Gibson emphasized the importance of examining how cultural assets like racial identity and critical awareness can shape Black teens’ online experiences, influencing their perception of online racism and potentially safeguarding their mental health.

His longitudinal study involves approximately 550 Black adolescents, with data collected over two consecutive years. By grouping these teens based on similar experiences of direct and vicarious online racism, Gibson aims to explore how their cultural consciousness affects their identification of online racism and how these groups differ in terms of depression and PTSD symptoms.

The findings from Gibson’s research are expected to shed light on the negative mental health consequences stemming from online racism among Black teens, underscoring the significance of addressing racism in media and digital platforms.

The grants Gibson has received have significantly advanced his research endeavors, leading to the publication of over a dozen peer-reviewed journal articles and book chapters. He has applied for the NIH Postdoctoral Fellowship and is set to assume a tenure-track assistant professor role in the Department of Human Development and Quantitative Methodology at the University of Maryland, College Park.

“External funding has allowed me to dedicate my time to research and enhance my productivity,” Gibson remarked, acknowledging the impact of the grants on his academic pursuits.

Gibson’s passion for psychology blossomed during his undergraduate years at North Carolina Central University, where he also played football. An internship with developmental psychologist Makeba Wilbourn, Ph.D., at Duke University solidified his decision to pursue doctoral studies. In 2019, he earned a master’s degree in educational psychology from North Carolina State University under the guidance of Jessica DeCuir-Gunby, Ph.D.

His interest in psychology stems from the belief that parental conversations serve as guiding principles for youth as they navigate the world. Gibson explained, “I became intrigued by the psychological aspects of parental messages and their impact on children’s and adolescents’ mental health and overall well-being.”

Colleagues at VCU commend Gibson for his dedication, unique perspective, and research achievements. Marcia Winter, Ph.D., associate professor and director of the developmental psychology concentration, praised Gibson for embracing research related to his background and personal experiences, highlighting the importance of such endeavors.

Fantasy Lozada emphasized that Gibson’s success in securing grants not only underscores his research commitment but also showcases his ability to emphasize the significance of supporting the mental health and wellness of Black youth and families by amplifying their experiences and voices.

Furthermore, Lozada commended Gibson for his mentorship of undergraduate students and research assistants, as well as his presentations at national and regional conferences, noting his valuable contributions to the field of African American and Black family research.

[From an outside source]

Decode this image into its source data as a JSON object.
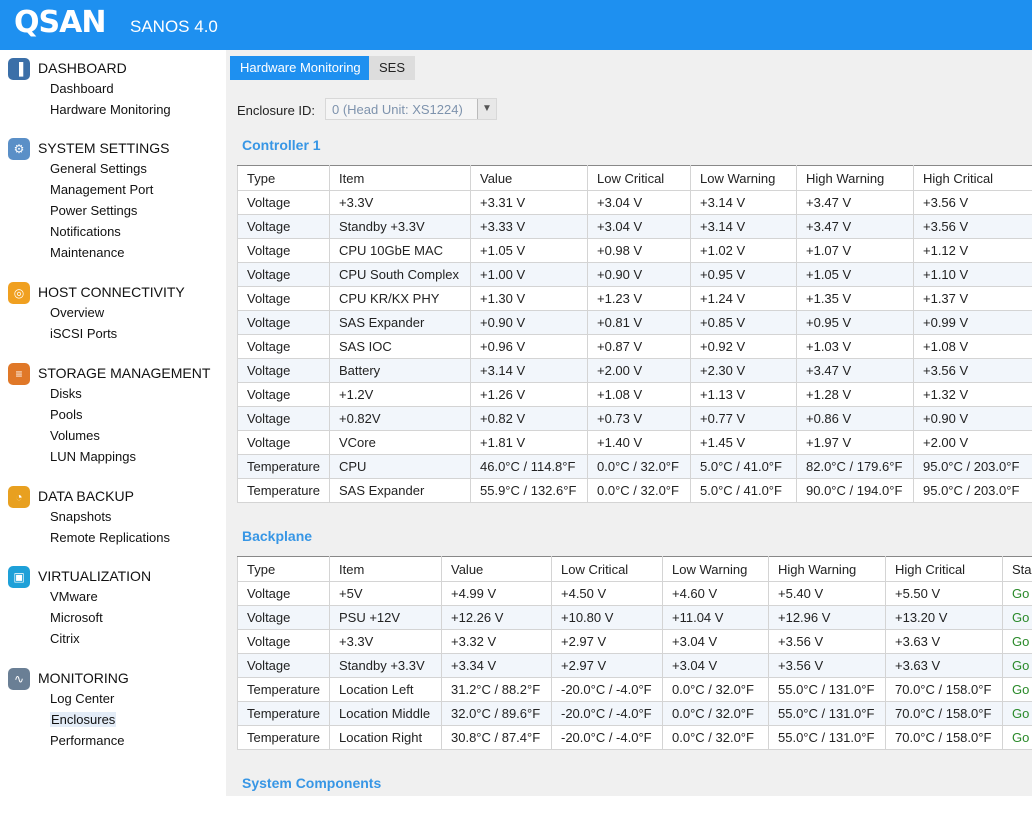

In conclusion, Stephen Gibson’s research journey exemplifies a deep commitment to understanding and addressing the complex dynamics of racism, parental communication, and mental health within Black communities. His work not only contributes to advancing scientific knowledge but also underscores the importance of amplifying marginalized voices and experiences in academic research and discourse.